  • boy scout approach: leave every piece of code you touch better than you found it.
  • renovate from inside: bigger updates to components can be enacted as replacements with a modern alternative that may be reused later
  • eat from outside: the application is embedded into a join flow that can already set up parts of it faster than the application itself, so one of our stories is to rewrite the join flow as PWA and fulfil the requirements of the original app one by one inside that; once the join-PWA has all the requirements ready, it will replace the app

While it can be argued that this is a waste of time and we should focus on one strategy, this is a great experiment to find out which one prevails - with the added advantage that the reduction of tech dept and the corresponding improvements in performance, security and comfort will reach the customer earlier, even if the whole path takes longer, which allows us to refine our stories on the way.

 

The boy scout approach is really useful in every day life. Basically everytime we touch an older file we also make sure to create a PR that makes sure it's PEP8. We basically have been doing the same thing. It takes longer overall but it continuously improves the application with less risk of a massive all-in-one rewrite.

 

When inheriting a code base, the boy scout approach is also a good way to ensure you'll work your way into the code and really make it yours.

 

Since tech debt is very difficult to avoid, our team found that it is important to document every cut corner and every tetris block that does not quite fit. We do that in our issue tracking software. So technical debt is documented in issues/tasks/workitems that are labeled "tech debt" so it becomes visible for us and the business end of the application.

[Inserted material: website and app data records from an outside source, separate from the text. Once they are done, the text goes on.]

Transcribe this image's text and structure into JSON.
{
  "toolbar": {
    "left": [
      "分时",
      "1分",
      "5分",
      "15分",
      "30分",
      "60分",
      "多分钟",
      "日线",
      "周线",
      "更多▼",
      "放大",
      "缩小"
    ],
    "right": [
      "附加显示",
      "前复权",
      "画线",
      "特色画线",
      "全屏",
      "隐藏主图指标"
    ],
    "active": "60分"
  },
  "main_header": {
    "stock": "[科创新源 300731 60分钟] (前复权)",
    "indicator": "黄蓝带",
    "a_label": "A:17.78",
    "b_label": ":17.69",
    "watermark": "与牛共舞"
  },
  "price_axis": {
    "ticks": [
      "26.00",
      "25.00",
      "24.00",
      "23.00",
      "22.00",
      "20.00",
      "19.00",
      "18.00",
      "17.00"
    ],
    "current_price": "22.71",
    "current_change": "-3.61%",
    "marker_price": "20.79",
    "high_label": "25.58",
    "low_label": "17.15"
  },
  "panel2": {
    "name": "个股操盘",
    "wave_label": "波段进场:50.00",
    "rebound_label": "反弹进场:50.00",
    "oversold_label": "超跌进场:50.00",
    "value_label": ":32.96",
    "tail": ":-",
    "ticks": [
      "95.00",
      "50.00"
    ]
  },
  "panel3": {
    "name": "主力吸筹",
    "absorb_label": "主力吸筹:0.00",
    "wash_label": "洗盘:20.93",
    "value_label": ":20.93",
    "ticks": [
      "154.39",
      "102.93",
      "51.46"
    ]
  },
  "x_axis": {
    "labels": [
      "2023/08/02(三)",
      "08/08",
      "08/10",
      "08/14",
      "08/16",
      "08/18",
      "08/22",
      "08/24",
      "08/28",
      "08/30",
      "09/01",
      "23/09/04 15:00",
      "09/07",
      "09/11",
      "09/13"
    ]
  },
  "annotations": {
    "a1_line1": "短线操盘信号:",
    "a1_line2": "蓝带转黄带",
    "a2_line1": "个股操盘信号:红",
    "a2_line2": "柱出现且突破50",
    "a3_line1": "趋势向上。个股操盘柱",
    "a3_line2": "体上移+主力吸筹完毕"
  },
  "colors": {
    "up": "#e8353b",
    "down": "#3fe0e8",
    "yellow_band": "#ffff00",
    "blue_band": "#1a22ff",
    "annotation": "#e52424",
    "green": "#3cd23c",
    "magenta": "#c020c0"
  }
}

Tetris ref: twitter.com/richrogersiot/status/7...

 

This is a great approach! We try to do the same but it's hard to stick with it.

 

There's two kinds of technical debt. Internal and external.

Internal technical debt is created by the team. For all the excuses we're all familiar with: deadlines, expediency, pressure, rushed, mistakes. The book Clean Code by Robert Martin discusses in depth on how to avoid and correct that kind of technical debt. And paints a clear picture of exactly who to blame: us, the developers.

One of my former bosses had a quote that I love, “If you don’t have the time to do it right, when will you find the time to do it over?” The quote is associated with various people (even though the quote existed before they were born), I'm not sure who deserves attribution.

External technical debt is inflicted upon the application by forces outside of the team's control. Browsers change. C++98 evolves into C++17. Windows 7 evolves into Windows 10. Mac OS 9 becomes Mac OS X. Objective-C gives way to Swift. Best practices in UI of 1995 is clunky by best practices in UI of 2017.

All the points that Adam made apply to both kinds of technical debt. Clean Code can help reduce internal technical debt, and help prevent future debt.

Some may be tempted to say "Hey, I have a great idea! Let's start over! Then we won't have all this terrible technical debt baggage!" I'm vastly more in favor of the "work with what you have; renew, renovate, and refactor from within incrementally" approach. The kind that Adam outlined.

The "big do over" is appealing and tempting, but it is super-risky and expensive. It can work out successfully (I have seen it happen), but it is more likely to go sour (I have seen that happen, too).